Last week I was watching a(nother) emergency-services documentary, “8 minutes to disaster“, charting the trials and tribulations of an ambulance crew around Reading. The titular time-frame refers to the central mandated target (grumble government bureaucracy grumble) of how long the crews have between receiving a top-priority call and getting to the scene of the incident. In amongst much of the usual diabolical behaviour of drunken idiots in proximity to the NHS, there was one scene in particular that struck me. Mainly because I see most things through an OpenStreetMap filter nowadays, but…
The ambulance crew were responding to one such high-priority call, to respond to house 54 on a street of which I can’t remember the name. They had been told it had a brown door, and when they found house 53 with the other half of the semi having a brown door, they jumped out and started pounding on it. A few seconds later a neighbour helpfully pointed out that it was an unmarked “53a”, so they jumped in the ambulance, and set off again. Finding house 54 further down the street, they again jumped out, but the wrong colour on the door gave the first indication they were now on the wrong street, so jumping back in the ambulance and taking the other fork in the road got them to the correct house 54, with a brown door, and when they finally got to the patient, he was dead.
Now admittedly the patient in question had been dead for a few days, so 3 minutes of faffing around didn’t cause him any significant ill effects, but when the first scene of the program was a man quite literally bleeding out, it shows such things can make all the difference. And I was surprised that the crew didn’t have some massively overcomplicated, Accenture-procured multi-million pound GPS system that had house numbers built in. Actually, now I think about it, it’s probably best they didn’t – having been involved in the periphery of a few NHS IT projects, I can say they are the best way yet conceived of turning gob-smackingly large amounts of taxpayers money into things that simply just don’t work. So these paramedics are probably better off with a consumer device that other consumers have willingly chosen to pay for with their own hard-earned cash, rather than involving bureaucrats, even though it can’t help them find particular houses in a timely manner.
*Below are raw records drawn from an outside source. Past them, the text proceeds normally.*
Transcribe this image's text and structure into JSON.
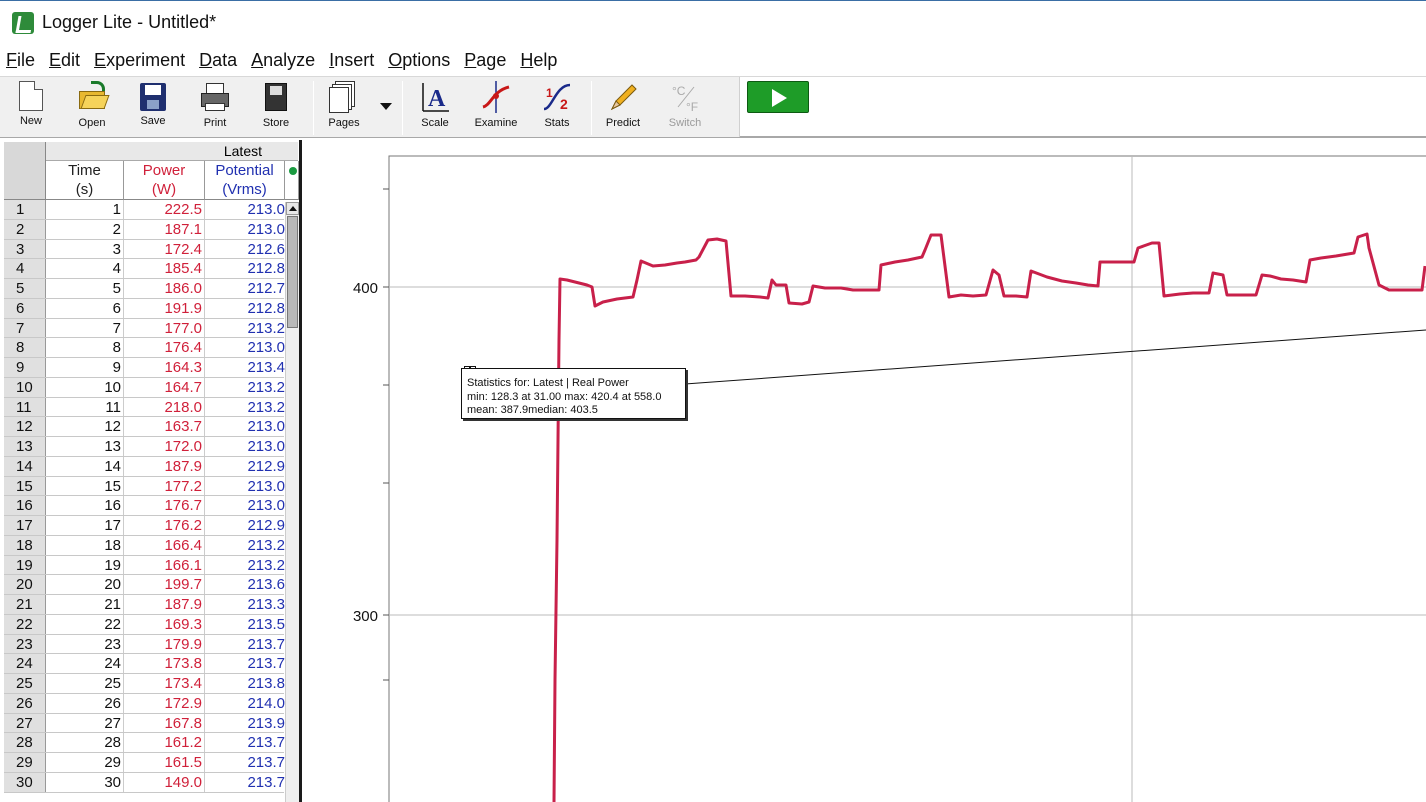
{
  "window": {
    "title": "Logger Lite - Untitled*"
  },
  "menu": [
    "File",
    "Edit",
    "Experiment",
    "Data",
    "Analyze",
    "Insert",
    "Options",
    "Page",
    "Help"
  ],
  "toolbar": {
    "new": "New",
    "open": "Open",
    "save": "Save",
    "print": "Print",
    "store": "Store",
    "pages": "Pages",
    "scale": "Scale",
    "examine": "Examine",
    "stats": "Stats",
    "predict": "Predict",
    "switch": "Switch"
  },
  "table": {
    "group_label": "Latest",
    "columns": [
      {
        "name": "Time",
        "unit": "(s)"
      },
      {
        "name": "Power",
        "unit": "(W)"
      },
      {
        "name": "Potential",
        "unit": "(Vrms)"
      }
    ],
    "rows": [
      [
        "1",
        "1",
        "222.5",
        "213.0"
      ],
      [
        "2",
        "2",
        "187.1",
        "213.0"
      ],
      [
        "3",
        "3",
        "172.4",
        "212.6"
      ],
      [
        "4",
        "4",
        "185.4",
        "212.8"
      ],
      [
        "5",
        "5",
        "186.0",
        "212.7"
      ],
      [
        "6",
        "6",
        "191.9",
        "212.8"
      ],
      [
        "7",
        "7",
        "177.0",
        "213.2"
      ],
      [
        "8",
        "8",
        "176.4",
        "213.0"
      ],
      [
        "9",
        "9",
        "164.3",
        "213.4"
      ],
      [
        "10",
        "10",
        "164.7",
        "213.2"
      ],
      [
        "11",
        "11",
        "218.0",
        "213.2"
      ],
      [
        "12",
        "12",
        "163.7",
        "213.0"
      ],
      [
        "13",
        "13",
        "172.0",
        "213.0"
      ],
      [
        "14",
        "14",
        "187.9",
        "212.9"
      ],
      [
        "15",
        "15",
        "177.2",
        "213.0"
      ],
      [
        "16",
        "16",
        "176.7",
        "213.0"
      ],
      [
        "17",
        "17",
        "176.2",
        "212.9"
      ],
      [
        "18",
        "18",
        "166.4",
        "213.2"
      ],
      [
        "19",
        "19",
        "166.1",
        "213.2"
      ],
      [
        "20",
        "20",
        "199.7",
        "213.6"
      ],
      [
        "21",
        "21",
        "187.9",
        "213.3"
      ],
      [
        "22",
        "22",
        "169.3",
        "213.5"
      ],
      [
        "23",
        "23",
        "179.9",
        "213.7"
      ],
      [
        "24",
        "24",
        "173.8",
        "213.7"
      ],
      [
        "25",
        "25",
        "173.4",
        "213.8"
      ],
      [
        "26",
        "26",
        "172.9",
        "214.0"
      ],
      [
        "27",
        "27",
        "167.8",
        "213.9"
      ],
      [
        "28",
        "28",
        "161.2",
        "213.7"
      ],
      [
        "29",
        "29",
        "161.5",
        "213.7"
      ],
      [
        "30",
        "30",
        "149.0",
        "213.7"
      ]
    ]
  },
  "graph": {
    "y_ticks": [
      "400",
      "300"
    ],
    "line_color": "#c8204a",
    "stats_box": {
      "line1": "Statistics for: Latest | Real Power",
      "line2": "min: 128.3 at 31.00 max: 420.4 at 558.0",
      "line3": "mean: 387.9median: 403.5"
    }
  }
}
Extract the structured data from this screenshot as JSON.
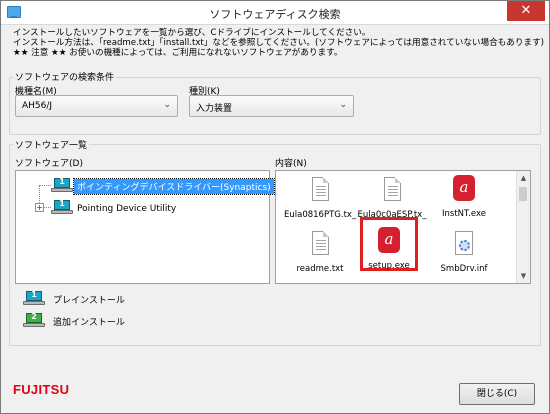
{
  "window": {
    "title": "ソフトウェアディスク検索",
    "close_glyph": "✕"
  },
  "intro": {
    "line1": "インストールしたいソフトウェアを一覧から選び、Cドライブにインストールしてください。",
    "line2": "インストール方法は、「readme.txt」「install.txt」などを参照してください。(ソフトウェアによっては用意されていない場合もあります)",
    "line3": "★★ 注意 ★★ お使いの機種によっては、ご利用になれないソフトウェアがあります。"
  },
  "search": {
    "group_title": "ソフトウェアの検索条件",
    "model_label": "機種名(M)",
    "model_value": "AH56/J",
    "type_label": "種別(K)",
    "type_value": "入力装置"
  },
  "list": {
    "group_title": "ソフトウェア一覧",
    "software_label": "ソフトウェア(D)",
    "contents_label": "内容(N)",
    "tree": [
      {
        "label": "ポインティングデバイスドライバー(Synaptics)",
        "badge": "1",
        "selected": true
      },
      {
        "label": "Pointing Device Utility",
        "badge": "1",
        "selected": false
      }
    ],
    "tree_expander": "+",
    "files": [
      {
        "name": "Eula0816PTG.tx_",
        "icon": "text-file-icon"
      },
      {
        "name": "Eula0c0aESP.tx_",
        "icon": "text-file-icon"
      },
      {
        "name": "InstNT.exe",
        "icon": "installer-icon"
      },
      {
        "name": "readme.txt",
        "icon": "text-file-icon"
      },
      {
        "name": "setup.exe",
        "icon": "installer-icon",
        "highlighted": true
      },
      {
        "name": "SmbDrv.inf",
        "icon": "settings-file-icon"
      }
    ],
    "scroll_up": "▲",
    "scroll_down": "▼"
  },
  "legend": {
    "preinstall_badge": "1",
    "preinstall": "プレインストール",
    "addinstall_badge": "2",
    "addinstall": "追加インストール"
  },
  "footer": {
    "brand": "FUJITSU",
    "close_button": "閉じる(C)"
  },
  "colors": {
    "selection": "#3399ff",
    "highlight_box": "#e02020",
    "brand": "#e60012",
    "close_button": "#c7372f"
  }
}
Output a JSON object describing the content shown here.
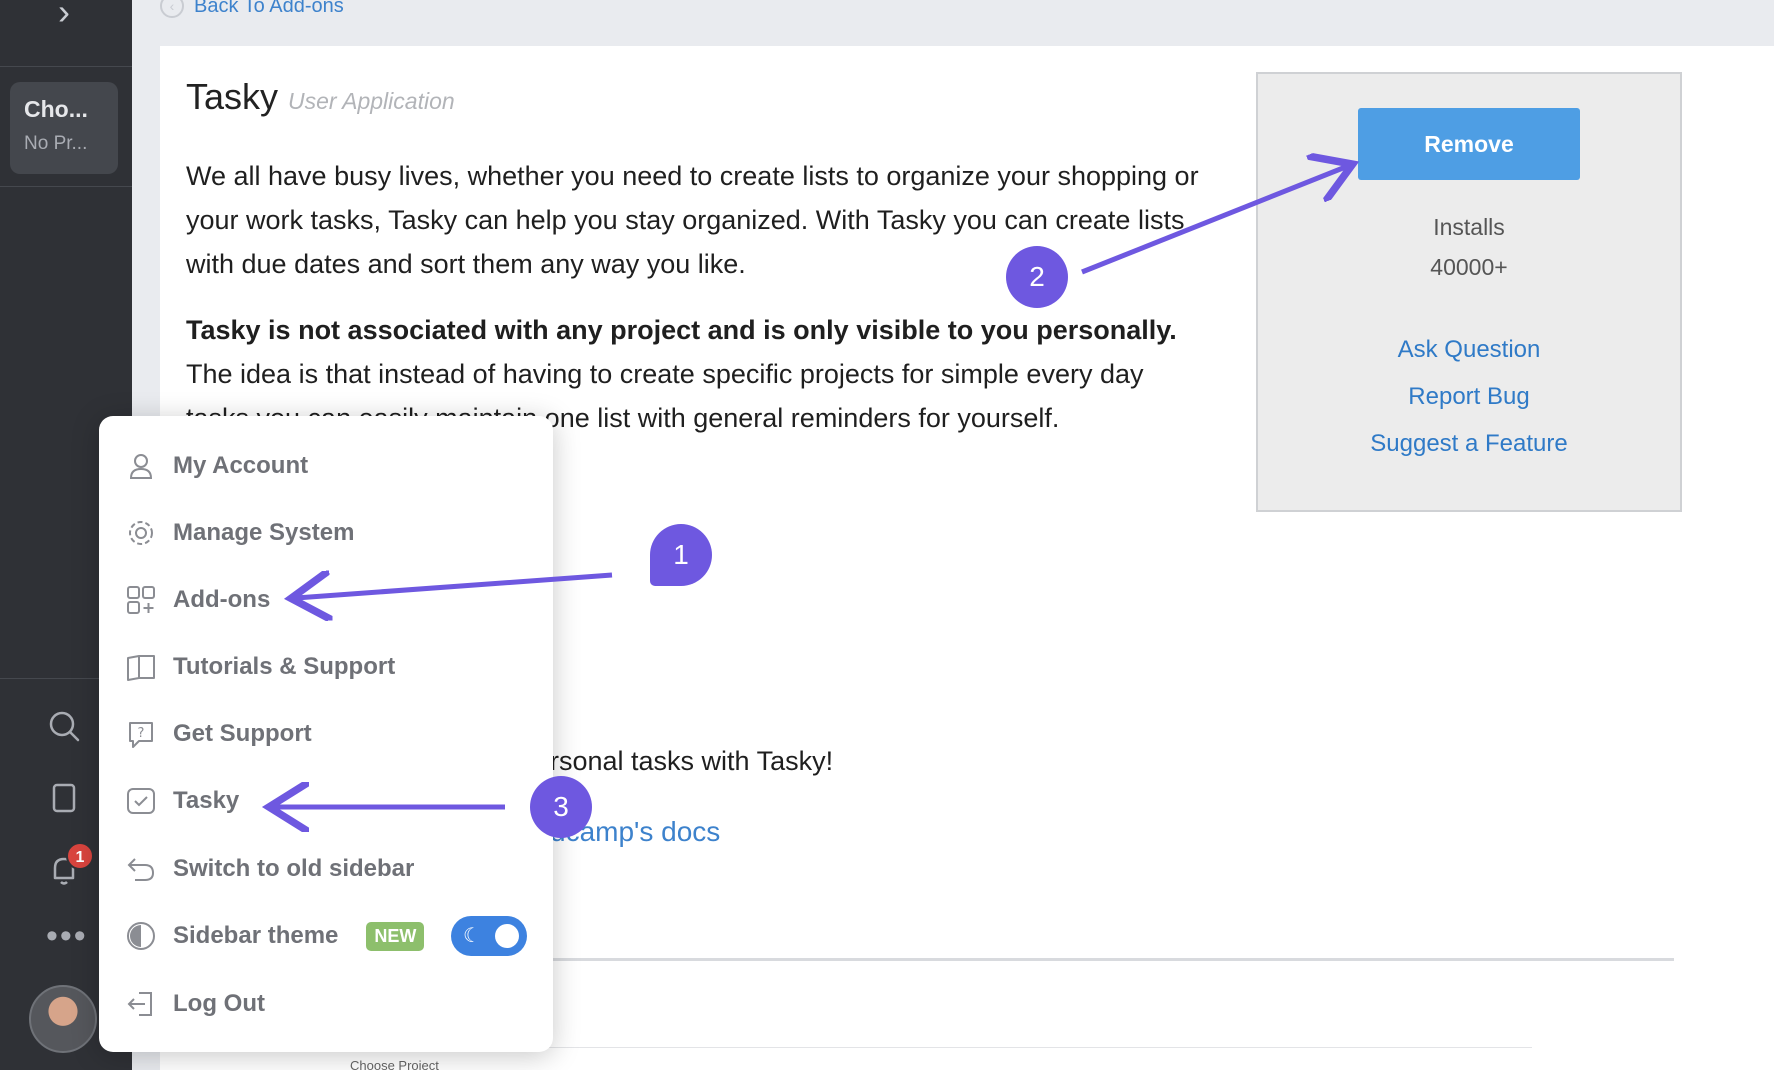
{
  "sidebar": {
    "project_name": "Cho...",
    "project_sub": "No Pr...",
    "notification_count": "1",
    "more_label": "•••"
  },
  "header": {
    "back_label": "Back To Add-ons"
  },
  "addon": {
    "title": "Tasky",
    "type": "User Application",
    "description_1": "We all have busy lives, whether you need to create lists to organize your shopping or your work tasks, Tasky can help you stay organized. With Tasky you can create lists with due dates and sort them any way you like.",
    "description_2_bold": "Tasky is not associated with any project and is only visible to you personally.",
    "description_2_rest": " The idea is that instead of having to create specific projects for simple every day tasks you can easily maintain one list with general reminders for yourself.",
    "tasky_line": "rsonal tasks with Tasky!",
    "docs_link": "dcamp's docs"
  },
  "panel": {
    "remove_label": "Remove",
    "installs_label": "Installs",
    "installs_value": "40000+",
    "ask_question": "Ask Question",
    "report_bug": "Report Bug",
    "suggest_feature": "Suggest a Feature"
  },
  "menu": {
    "items": [
      {
        "label": "My Account",
        "icon": "user-icon"
      },
      {
        "label": "Manage System",
        "icon": "gear-icon"
      },
      {
        "label": "Add-ons",
        "icon": "grid-plus-icon"
      },
      {
        "label": "Tutorials & Support",
        "icon": "book-icon"
      },
      {
        "label": "Get Support",
        "icon": "help-bubble-icon"
      },
      {
        "label": "Tasky",
        "icon": "tasky-icon"
      },
      {
        "label": "Switch to old sidebar",
        "icon": "undo-icon"
      },
      {
        "label": "Sidebar theme",
        "icon": "half-circle-icon"
      },
      {
        "label": "Log Out",
        "icon": "logout-icon"
      }
    ],
    "new_badge": "NEW",
    "theme_toggle_on": true
  },
  "annotations": [
    {
      "number": "1"
    },
    {
      "number": "2"
    },
    {
      "number": "3"
    }
  ],
  "preview": {
    "project": "Choose Project"
  },
  "colors": {
    "accent": "#4e9ee4",
    "annotation": "#6e58e0",
    "sidebar": "#2f3136",
    "link": "#3d82cc",
    "new_badge": "#8dbf6c"
  }
}
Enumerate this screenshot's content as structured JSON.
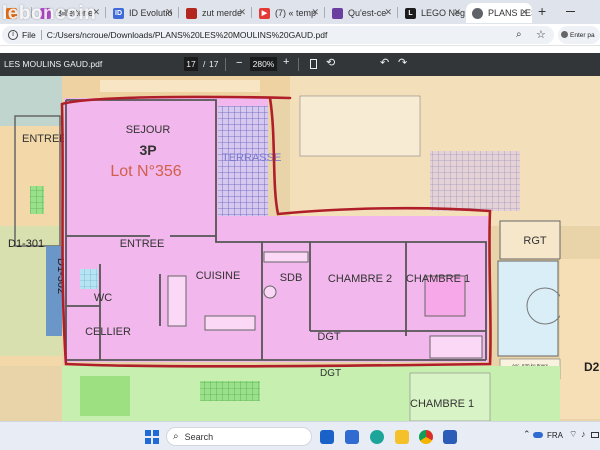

I’ve seen similar issues on other emergency-services documentaries – police getting stuck in housing estates due to barriers simply not on their commercial GPSes.
So the OpenStreetMap tie-in comes from having spent the last few weeks starting to look into what comes next for OpenStreetMap after we’ve mapped every road, pub and cycle route in the country (hey, what seemed wildly ambitious just two years ago is becoming increasing routinely anticipated), and what’s technically known as “Addressing” is part of that. It involves taking things one step further than just knowing where each road is, and getting to the point where we know where each house on each road is. Now that’s a whole lot of work, but in bits and pieces across Europe OSM volunteers are starting to try things out. Dave has made a start around our area – see his sketch above – which is made up of fiendishly complex blocks of flats and Matt has done some stuff near our office. Frederik and Jochen from GeoFabrik have even made a tool for helping spot mistakes in the data. There’s a lot of potential here, but a lot of hard work, but with everything in OSM it’s a case of when, not if.
So here’s hoping that in the next year or two we’ll see consumer devices working from the world’s best global community-generated open-source mapping-cum-routing-come-addressing-cum-everything-else dataset, helping ambulance drivers (and pizza delivery guys, for that matter) from here to, well, everywhere. And maybe it’ll be only a few years between us saying “OpenStreetMap is pretty accurate, but I wouldn’t use it for routing ambulances” to saying “OpenStreetMap is pretty accurate, especially for routing ambulances”. It’ll be awesome.